▸ **TASK INSTRUCTIONS**: Restate all of the entries verbatim.

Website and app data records
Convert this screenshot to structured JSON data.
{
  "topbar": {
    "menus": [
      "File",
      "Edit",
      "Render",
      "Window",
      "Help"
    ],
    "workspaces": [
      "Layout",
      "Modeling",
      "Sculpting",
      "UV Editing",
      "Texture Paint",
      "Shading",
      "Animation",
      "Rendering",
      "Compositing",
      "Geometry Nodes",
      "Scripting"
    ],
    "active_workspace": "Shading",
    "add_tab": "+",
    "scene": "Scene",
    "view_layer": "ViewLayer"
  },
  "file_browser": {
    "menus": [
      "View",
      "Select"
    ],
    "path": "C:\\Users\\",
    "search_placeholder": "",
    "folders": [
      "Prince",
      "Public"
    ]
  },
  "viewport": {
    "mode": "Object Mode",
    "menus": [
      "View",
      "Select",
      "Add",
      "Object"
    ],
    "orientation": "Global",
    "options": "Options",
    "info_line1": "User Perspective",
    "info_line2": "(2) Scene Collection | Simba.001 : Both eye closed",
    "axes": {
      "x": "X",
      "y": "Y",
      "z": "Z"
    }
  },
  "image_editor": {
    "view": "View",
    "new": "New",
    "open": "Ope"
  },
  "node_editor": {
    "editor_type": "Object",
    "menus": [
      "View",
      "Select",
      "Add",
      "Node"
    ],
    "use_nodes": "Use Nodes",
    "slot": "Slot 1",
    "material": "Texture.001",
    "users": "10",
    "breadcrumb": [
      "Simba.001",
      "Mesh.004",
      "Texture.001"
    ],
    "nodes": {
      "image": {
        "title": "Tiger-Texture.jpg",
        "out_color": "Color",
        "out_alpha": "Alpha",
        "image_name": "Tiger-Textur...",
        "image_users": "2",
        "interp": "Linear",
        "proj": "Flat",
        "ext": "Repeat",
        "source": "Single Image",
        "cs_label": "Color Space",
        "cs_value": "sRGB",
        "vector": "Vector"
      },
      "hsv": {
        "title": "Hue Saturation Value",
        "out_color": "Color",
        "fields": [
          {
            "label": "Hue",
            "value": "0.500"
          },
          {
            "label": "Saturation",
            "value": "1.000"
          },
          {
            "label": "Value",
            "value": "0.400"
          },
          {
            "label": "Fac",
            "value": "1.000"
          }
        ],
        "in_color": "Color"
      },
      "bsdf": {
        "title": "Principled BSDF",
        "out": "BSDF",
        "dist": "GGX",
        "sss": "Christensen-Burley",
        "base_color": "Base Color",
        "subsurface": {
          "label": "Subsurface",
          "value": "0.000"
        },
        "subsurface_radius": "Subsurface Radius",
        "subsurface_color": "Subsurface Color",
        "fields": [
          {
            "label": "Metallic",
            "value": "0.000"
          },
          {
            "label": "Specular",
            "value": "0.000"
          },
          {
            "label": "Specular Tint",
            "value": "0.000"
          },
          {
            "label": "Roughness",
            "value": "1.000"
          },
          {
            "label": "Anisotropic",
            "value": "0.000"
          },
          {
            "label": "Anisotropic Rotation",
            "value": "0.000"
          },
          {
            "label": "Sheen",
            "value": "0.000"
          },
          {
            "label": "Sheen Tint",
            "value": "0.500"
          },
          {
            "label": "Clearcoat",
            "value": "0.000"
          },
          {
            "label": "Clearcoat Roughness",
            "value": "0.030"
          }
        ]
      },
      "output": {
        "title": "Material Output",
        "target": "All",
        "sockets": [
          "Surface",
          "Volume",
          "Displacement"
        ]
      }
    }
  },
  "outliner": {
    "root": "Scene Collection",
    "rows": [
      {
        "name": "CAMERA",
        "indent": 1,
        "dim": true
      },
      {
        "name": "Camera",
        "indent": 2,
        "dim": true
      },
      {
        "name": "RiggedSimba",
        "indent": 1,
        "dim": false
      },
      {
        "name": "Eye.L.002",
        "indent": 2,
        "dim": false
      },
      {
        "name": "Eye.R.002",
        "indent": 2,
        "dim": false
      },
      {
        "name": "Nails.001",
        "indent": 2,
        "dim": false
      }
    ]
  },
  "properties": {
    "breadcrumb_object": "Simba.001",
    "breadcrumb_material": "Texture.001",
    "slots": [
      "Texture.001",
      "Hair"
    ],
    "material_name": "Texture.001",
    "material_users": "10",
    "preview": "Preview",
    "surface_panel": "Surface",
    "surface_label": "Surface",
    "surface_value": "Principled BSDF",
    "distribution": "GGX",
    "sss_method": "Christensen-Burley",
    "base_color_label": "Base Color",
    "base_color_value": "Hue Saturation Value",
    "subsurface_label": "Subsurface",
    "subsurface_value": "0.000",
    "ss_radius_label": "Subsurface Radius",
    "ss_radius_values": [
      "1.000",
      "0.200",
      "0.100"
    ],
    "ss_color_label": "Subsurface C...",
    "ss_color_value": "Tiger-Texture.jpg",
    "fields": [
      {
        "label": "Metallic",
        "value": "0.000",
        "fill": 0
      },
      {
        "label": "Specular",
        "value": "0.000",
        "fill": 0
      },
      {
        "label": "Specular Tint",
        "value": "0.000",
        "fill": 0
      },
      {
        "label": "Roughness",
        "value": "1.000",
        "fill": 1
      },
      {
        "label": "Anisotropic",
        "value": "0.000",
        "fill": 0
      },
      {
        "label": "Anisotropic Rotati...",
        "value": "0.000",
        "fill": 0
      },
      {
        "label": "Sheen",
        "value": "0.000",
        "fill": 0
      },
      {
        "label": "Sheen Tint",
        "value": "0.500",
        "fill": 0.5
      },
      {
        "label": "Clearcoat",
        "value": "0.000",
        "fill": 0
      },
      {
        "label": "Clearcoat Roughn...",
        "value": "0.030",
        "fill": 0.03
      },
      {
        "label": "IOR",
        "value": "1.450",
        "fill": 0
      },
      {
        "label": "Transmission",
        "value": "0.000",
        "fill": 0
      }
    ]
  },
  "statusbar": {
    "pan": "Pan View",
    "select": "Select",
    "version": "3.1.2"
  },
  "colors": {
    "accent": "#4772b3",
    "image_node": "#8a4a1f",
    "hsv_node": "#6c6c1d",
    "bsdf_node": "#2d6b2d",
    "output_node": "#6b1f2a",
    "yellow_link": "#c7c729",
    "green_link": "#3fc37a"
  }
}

▸ **RESPONSE BOX**:
Convert this screenshot to structured JSON data.
{
  "topbar": {
    "menus": [
      "File",
      "Edit",
      "Render",
      "Window",
      "Help"
    ],
    "workspaces": [
      "Layout",
      "Modeling",
      "Sculpting",
      "UV Editing",
      "Texture Paint",
      "Shading",
      "Animation",
      "Rendering",
      "Compositing",
      "Geometry Nodes",
      "Scripting"
    ],
    "active_workspace": "Shading",
    "add_tab": "+",
    "scene": "Scene",
    "view_layer": "ViewLayer"
  },
  "file_browser": {
    "menus": [
      "View",
      "Select"
    ],
    "path": "C:\\Users\\",
    "search_placeholder": "",
    "folders": [
      "Prince",
      "Public"
    ]
  },
  "viewport": {
    "mode": "Object Mode",
    "menus": [
      "View",
      "Select",
      "Add",
      "Object"
    ],
    "orientation": "Global",
    "options": "Options",
    "info_line1": "User Perspective",
    "info_line2": "(2) Scene Collection | Simba.001 : Both eye closed",
    "axes": {
      "x": "X",
      "y": "Y",
      "z": "Z"
    }
  },
  "image_editor": {
    "view": "View",
    "new": "New",
    "open": "Ope"
  },
  "node_editor": {
    "editor_type": "Object",
    "menus": [
      "View",
      "Select",
      "Add",
      "Node"
    ],
    "use_nodes": "Use Nodes",
    "slot": "Slot 1",
    "material": "Texture.001",
    "users": "10",
    "breadcrumb": [
      "Simba.001",
      "Mesh.004",
      "Texture.001"
    ],
    "nodes": {
      "image": {
        "title": "Tiger-Texture.jpg",
        "out_color": "Color",
        "out_alpha": "Alpha",
        "image_name": "Tiger-Textur...",
        "image_users": "2",
        "interp": "Linear",
        "proj": "Flat",
        "ext": "Repeat",
        "source": "Single Image",
        "cs_label": "Color Space",
        "cs_value": "sRGB",
        "vector": "Vector"
      },
      "hsv": {
        "title": "Hue Saturation Value",
        "out_color": "Color",
        "fields": [
          {
            "label": "Hue",
            "value": "0.500"
          },
          {
            "label": "Saturation",
            "value": "1.000"
          },
          {
            "label": "Value",
            "value": "0.400"
          },
          {
            "label": "Fac",
            "value": "1.000"
          }
        ],
        "in_color": "Color"
      },
      "bsdf": {
        "title": "Principled BSDF",
        "out": "BSDF",
        "dist": "GGX",
        "sss": "Christensen-Burley",
        "base_color": "Base Color",
        "subsurface": {
          "label": "Subsurface",
          "value": "0.000"
        },
        "subsurface_radius": "Subsurface Radius",
        "subsurface_color": "Subsurface Color",
        "fields": [
          {
            "label": "Metallic",
            "value": "0.000"
          },
          {
            "label": "Specular",
            "value": "0.000"
          },
          {
            "label": "Specular Tint",
            "value": "0.000"
          },
          {
            "label": "Roughness",
            "value": "1.000"
          },
          {
            "label": "Anisotropic",
            "value": "0.000"
          },
          {
            "label": "Anisotropic Rotation",
            "value": "0.000"
          },
          {
            "label": "Sheen",
            "value": "0.000"
          },
          {
            "label": "Sheen Tint",
            "value": "0.500"
          },
          {
            "label": "Clearcoat",
            "value": "0.000"
          },
          {
            "label": "Clearcoat Roughness",
            "value": "0.030"
          }
        ]
      },
      "output": {
        "title": "Material Output",
        "target": "All",
        "sockets": [
          "Surface",
          "Volume",
          "Displacement"
        ]
      }
    }
  },
  "outliner": {
    "root": "Scene Collection",
    "rows": [
      {
        "name": "CAMERA",
        "indent": 1,
        "dim": true
      },
      {
        "name": "Camera",
        "indent": 2,
        "dim": true
      },
      {
        "name": "RiggedSimba",
        "indent": 1,
        "dim": false
      },
      {
        "name": "Eye.L.002",
        "indent": 2,
        "dim": false
      },
      {
        "name": "Eye.R.002",
        "indent": 2,
        "dim": false
      },
      {
        "name": "Nails.001",
        "indent": 2,
        "dim": false
      }
    ]
  },
  "properties": {
    "breadcrumb_object": "Simba.001",
    "breadcrumb_material": "Texture.001",
    "slots": [
      "Texture.001",
      "Hair"
    ],
    "material_name": "Texture.001",
    "material_users": "10",
    "preview": "Preview",
    "surface_panel": "Surface",
    "surface_label": "Surface",
    "surface_value": "Principled BSDF",
    "distribution": "GGX",
    "sss_method": "Christensen-Burley",
    "base_color_label": "Base Color",
    "base_color_value": "Hue Saturation Value",
    "subsurface_label": "Subsurface",
    "subsurface_value": "0.000",
    "ss_radius_label": "Subsurface Radius",
    "ss_radius_values": [
      "1.000",
      "0.200",
      "0.100"
    ],
    "ss_color_label": "Subsurface C...",
    "ss_color_value": "Tiger-Texture.jpg",
    "fields": [
      {
        "label": "Metallic",
        "value": "0.000",
        "fill": 0
      },
      {
        "label": "Specular",
        "value": "0.000",
        "fill": 0
      },
      {
        "label": "Specular Tint",
        "value": "0.000",
        "fill": 0
      },
      {
        "label": "Roughness",
        "value": "1.000",
        "fill": 1
      },
      {
        "label": "Anisotropic",
        "value": "0.000",
        "fill": 0
      },
      {
        "label": "Anisotropic Rotati...",
        "value": "0.000",
        "fill": 0
      },
      {
        "label": "Sheen",
        "value": "0.000",
        "fill": 0
      },
      {
        "label": "Sheen Tint",
        "value": "0.500",
        "fill": 0.5
      },
      {
        "label": "Clearcoat",
        "value": "0.000",
        "fill": 0
      },
      {
        "label": "Clearcoat Roughn...",
        "value": "0.030",
        "fill": 0.03
      },
      {
        "label": "IOR",
        "value": "1.450",
        "fill": 0
      },
      {
        "label": "Transmission",
        "value": "0.000",
        "fill": 0
      }
    ]
  },
  "statusbar": {
    "pan": "Pan View",
    "select": "Select",
    "version": "3.1.2"
  },
  "colors": {
    "accent": "#4772b3",
    "image_node": "#8a4a1f",
    "hsv_node": "#6c6c1d",
    "bsdf_node": "#2d6b2d",
    "output_node": "#6b1f2a",
    "yellow_link": "#c7c729",
    "green_link": "#3fc37a"
  }
}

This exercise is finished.